That almost wraps it up for the info you can scour from Wikipedia (or at least the info I’d recommend). But that doesn’t mean we’re stopping on the quest to learn about games! The next few tips require a bit more input on your end to turn results, but the outcome can be incredibly worthwhile. Below are a few websites I like to use to discover new games.
Gamespot has been around for a long time. It was the first video game site I frequented once we got a computer back in the 90’s. The reason I list it here for collecting purposes is because of the nifty little feature they add on each specific game page. Let’s look at Final Fantasy VII’s for visual guidance:
Found towards the middle of each game’s page are the “Games You May Like,” These games are essentially the same games you’d find using the above information we’ve gathered but in a clickable link. Use this! I can’t tell you how many hours I’ve spent (more as a child) perusing through these games, finding interesting titles I wouldn’t otherwise know about, and then searching them out for years. You might hit some loops (the similar games listed link back and forth to one another), but this is an incredibly valuable tool if you’re looking for similar games.

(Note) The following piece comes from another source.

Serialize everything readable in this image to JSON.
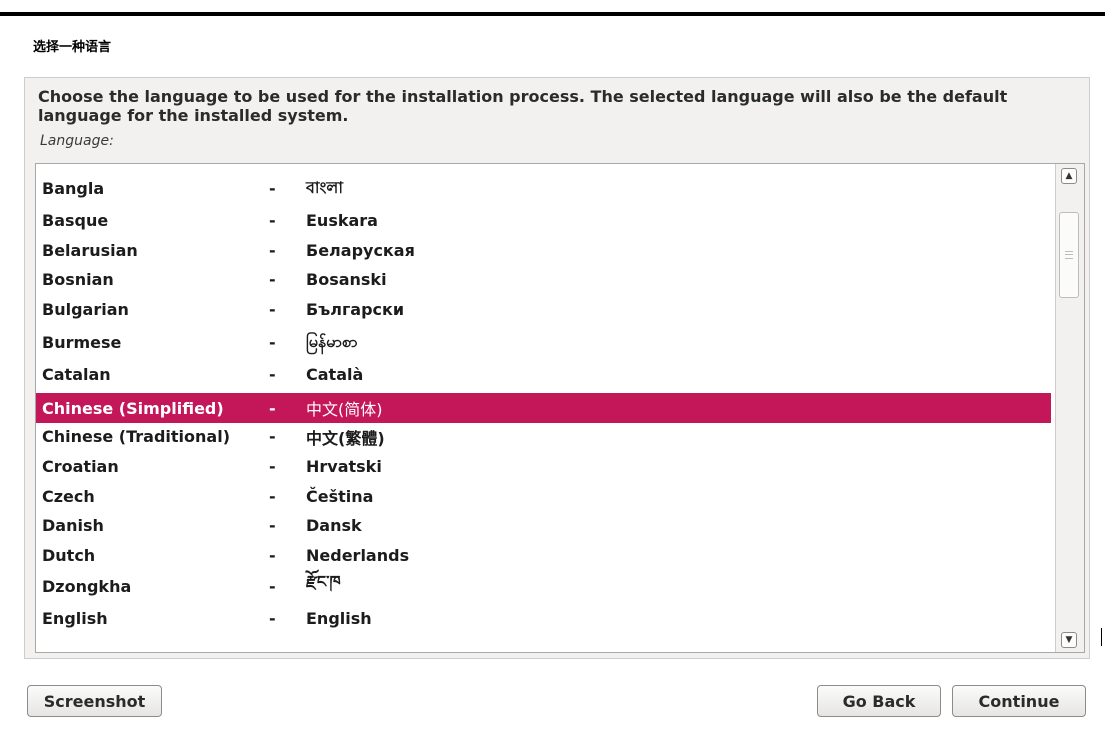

I’m listing Screwattack here because I need a specific site, but really any site with a retro section will work. But for all intents and purposes, Screwattack has fit the bill for me for many years now. The site has a “Video Game Vault” feature, which highlights an older game or game series, giving information and/or personal stories about each. These videos are simple, entertaining ways to learn about new games. There are plenty of other video series that do the same thing (just Google or YouTube “top ten video games for XXX system” or “XXX system hidden gems” and you’ll find many), so it’s not a matter of finding them, just discovering a series you enjoy.
Lastly we’re heading back to our friend Wikipedia. This method is more mundane than the rest but can still produce results. The crowdsourced network has compiled a list of all known released games for just about every system. Not only can this be used as a checklist for a collector, but it’s also a straightforward way to shed light on relatively unknown games and game accessories. I personally go through the lists for a random console every now and then, just to brush up on my knowledge when I’m out hunting. This is the most time consuming method and doesn’t always produce as much as other ways discussed, but it’s definitely the most comprehensive way to find games.
The final piece of advice I can give you as a game collector is to remember what you’re looking at while shopping for games. By that I mean to remember names of games, cover art, genres, anything like that. This way if you’re unaware of a game you’re looking at, you can look it up later and perhaps conclude it’s a game you’d like to own. This is one of the best parts of collecting: finding out about new games! So long as you remain aware of the details stated above (or any other criteria I’ve omitted that you personally find helpful) then you’ll be a guru of games in no time!